In 1881, businessman James Eddy was struck by inspiration. Northern Arizona was connected to the rest of the country by transcontinental railways and was dense with ponderosa pine forests and a burgeoning timber industry. Southern Arizona, meanwhile, was even more populated, and the isolated mining boomtowns in the deserts were home to some of the richest silver and copper veins in the world. If he could connect the south to the railroad network in the north, he would stand to make a fortune.
The benefit of connecting the two halves of the state would be twofold: sending much-needed lumber and supplies to the communities in the south, and freighting mined minerals back north where they could more easily be shipped to the industrial centers on the coasts. Only one thing stood in the way of Eddy’s plan: the Mogollon Rim.
The southern boundary of the Colorado Plateau, an elevated region that crosses into four states, is the Mogollon Rim, a massive ridge of steep slopes that cross much of Arizona. When Eddy formed the Arizona Mineral Belt Railroad company, his engineers calculated that to run a railway across the Mogollon Rim at a gentle enough grade for trains he would need to create a tunnel 3,100 feet long and 16 feet wide.

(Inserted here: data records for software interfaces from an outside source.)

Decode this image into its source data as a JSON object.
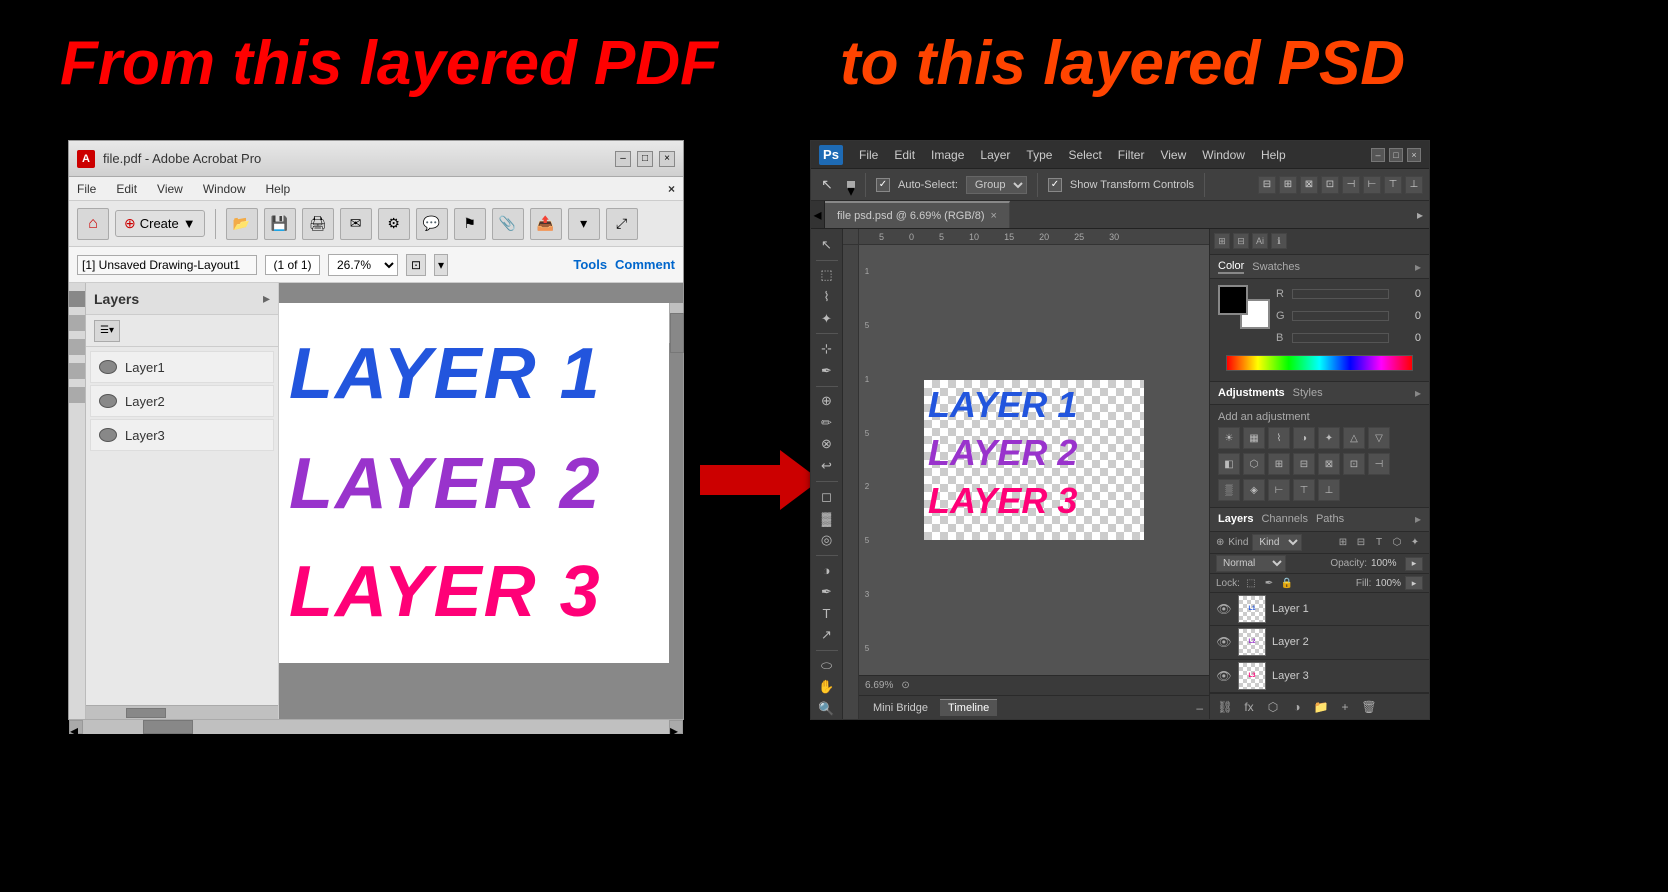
{
  "page": {
    "title_left": "From this layered PDF",
    "title_right": "to this layered PSD",
    "bg_color": "#000000"
  },
  "acrobat": {
    "titlebar": {
      "title": "file.pdf - Adobe Acrobat Pro",
      "icon_label": "A"
    },
    "menubar": {
      "items": [
        "File",
        "Edit",
        "View",
        "Window",
        "Help"
      ]
    },
    "toolbar": {
      "create_label": "Create",
      "create_arrow": "▼"
    },
    "nav": {
      "page_name": "[1] Unsaved Drawing-Layout1",
      "page_num": "(1 of 1)",
      "zoom": "26.7%",
      "tools_label": "Tools",
      "comment_label": "Comment"
    },
    "sidebar": {
      "title": "Layers",
      "layers": [
        {
          "name": "Layer1"
        },
        {
          "name": "Layer2"
        },
        {
          "name": "Layer3"
        }
      ]
    },
    "canvas": {
      "layer1_text": "LAYER 1",
      "layer2_text": "LAYER 2",
      "layer3_text": "LAYER 3"
    }
  },
  "arrow": {
    "color": "#cc0000"
  },
  "photoshop": {
    "menubar": {
      "app_label": "Ps",
      "items": [
        "File",
        "Edit",
        "Image",
        "Layer",
        "Type",
        "Select",
        "Filter",
        "View",
        "Window",
        "Help"
      ]
    },
    "options_bar": {
      "auto_select_label": "Auto-Select:",
      "auto_select_value": "Group",
      "show_transform_label": "Show Transform Controls",
      "checkbox_checked": "✓"
    },
    "doc_tab": {
      "title": "file psd.psd @ 6.69% (RGB/8)",
      "close": "×"
    },
    "canvas": {
      "layer1_text": "LAYER 1",
      "layer2_text": "LAYER 2",
      "layer3_text": "LAYER 3"
    },
    "status": {
      "zoom": "6.69%"
    },
    "bottom_tabs": {
      "mini_bridge": "Mini Bridge",
      "timeline": "Timeline"
    },
    "color_panel": {
      "tab_color": "Color",
      "tab_swatches": "Swatches",
      "r_value": "0",
      "g_value": "0",
      "b_value": "0"
    },
    "adj_panel": {
      "tab_adjustments": "Adjustments",
      "tab_styles": "Styles",
      "add_label": "Add an adjustment"
    },
    "layers_panel": {
      "tab_layers": "Layers",
      "tab_channels": "Channels",
      "tab_paths": "Paths",
      "kind_label": "⊕ Kind",
      "blend_mode": "Normal",
      "opacity_label": "Opacity:",
      "opacity_value": "100%",
      "lock_label": "Lock:",
      "fill_label": "Fill:",
      "fill_value": "100%",
      "layers": [
        {
          "name": "Layer 1",
          "thumb_color": "#2255dd"
        },
        {
          "name": "Layer 2",
          "thumb_color": "#9933cc"
        },
        {
          "name": "Layer 3",
          "thumb_color": "#ff0077"
        }
      ]
    }
  }
}
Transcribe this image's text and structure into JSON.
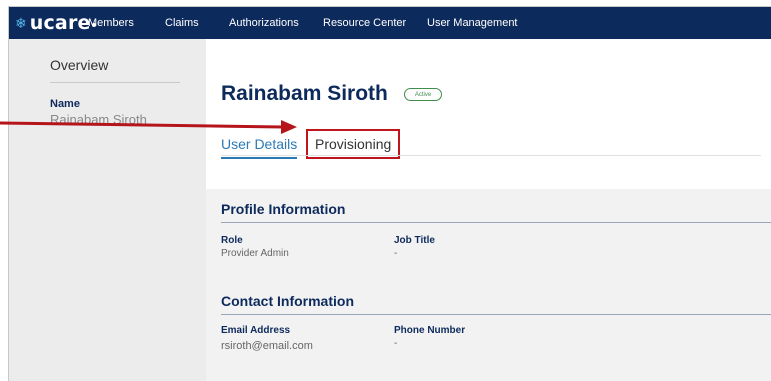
{
  "brand": {
    "logo_text": "ucare",
    "logo_mark": "❄"
  },
  "nav": {
    "items": [
      {
        "label": "Members"
      },
      {
        "label": "Claims"
      },
      {
        "label": "Authorizations"
      },
      {
        "label": "Resource Center"
      },
      {
        "label": "User Management"
      }
    ]
  },
  "sidebar": {
    "overview": "Overview",
    "name_label": "Name",
    "name_value": "Rainabam Siroth"
  },
  "user": {
    "name": "Rainabam Siroth",
    "status": "Active"
  },
  "tabs": [
    {
      "label": "User Details"
    },
    {
      "label": "Provisioning"
    }
  ],
  "sections": {
    "profile": {
      "title": "Profile Information",
      "role_label": "Role",
      "role_value": "Provider Admin",
      "job_title_label": "Job Title",
      "job_title_value": "-"
    },
    "contact": {
      "title": "Contact Information",
      "email_label": "Email Address",
      "email_value": "rsiroth@email.com",
      "phone_label": "Phone Number",
      "phone_value": "-"
    }
  },
  "colors": {
    "nav_background": "#0d2a5c",
    "accent_blue": "#2a7ab8",
    "highlight_red": "#c0151b",
    "status_green": "#3e8e4c"
  }
}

In 1883, work on the tunnel began. Over 40 men spent all summer blasting a passage through the rock. Only 70 feet of the tunnel had been completed, however, when the company ran out of funds and the work came to a halt. Eddy spent the next several years finding investors and hyping the railroad project, managing to get another 35 miles of track laid when the money ran dry and the work stopped again, this time for good.
Over the subsequent years, the 35 miles of track south of Flagstaff were torn up by locals who reused the scrap. Today, the only remaining evidence of Eddy’s ambitious but failed project is the partially completed tunnel deep in the Tonto National Forest. Other than some graffiti near the entrance, it still looks more or less exactly as it did when the Arizona Mineral Belt crews left it in 1883. The crumbling structure to the right of the tunnel entrance is the remains of the powder house where the workers stored their explosives while blasting through the ridge.